Excavations of the village of Shikhin have revealed much about the lives of the Jews there. James R. Strange, one of the archaeologists involved in the excavations, answers some questions about what he and his colleagues have unearthed. (Interview by Brian Leport.)
Shikhin’s Roman-period synagogue . . . was built sometime after the 1st century CE. . . . For the main entrance to their new building, [its builders] imported two halves of very large threshold stones made of hard, dolomitic limestone, using them to form a single threshold. The fragments of columns, including heart-shaped columns for interior corners, are also quite large. Either Shikhin had a modest synagogue with oversized architectural pieces, or it was a modest village with an oversized synagogue. . . . After the building was abandoned in the 3rd or early 4th century, nearly all of its stones were removed. . . .
Contrary to older views, in which people thought of the Galileans as peasants who barely escaped starvation year by year, . . . we now know that Galilee under Roman occupation had a fairly robust economy in which people [traveled] both to the city and from village to village, whether to engage in commerce or to find work. This does not mean that the Romans were not iron-fisted overlords, or that taxes were not onerous. . . .
We also know that, so far as we can tell, the Jewish population [in the Galilee] was concerned with the same sorts of things that concerned the Jews in the south [of Israel]: maintaining [ritual] purity on a daily basis, eating kosher meats and other foods prepared according to a kosher manner, and traveling to Jerusalem when they could for the pilgrimage festivals.
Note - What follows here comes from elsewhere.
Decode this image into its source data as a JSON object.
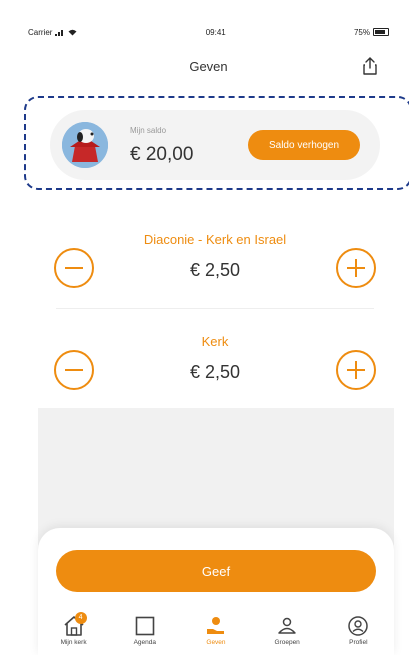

By and large, Jewish people tended to live together in villages and pagan people tended to live in their villages (not many villages in the Galilee were pagan).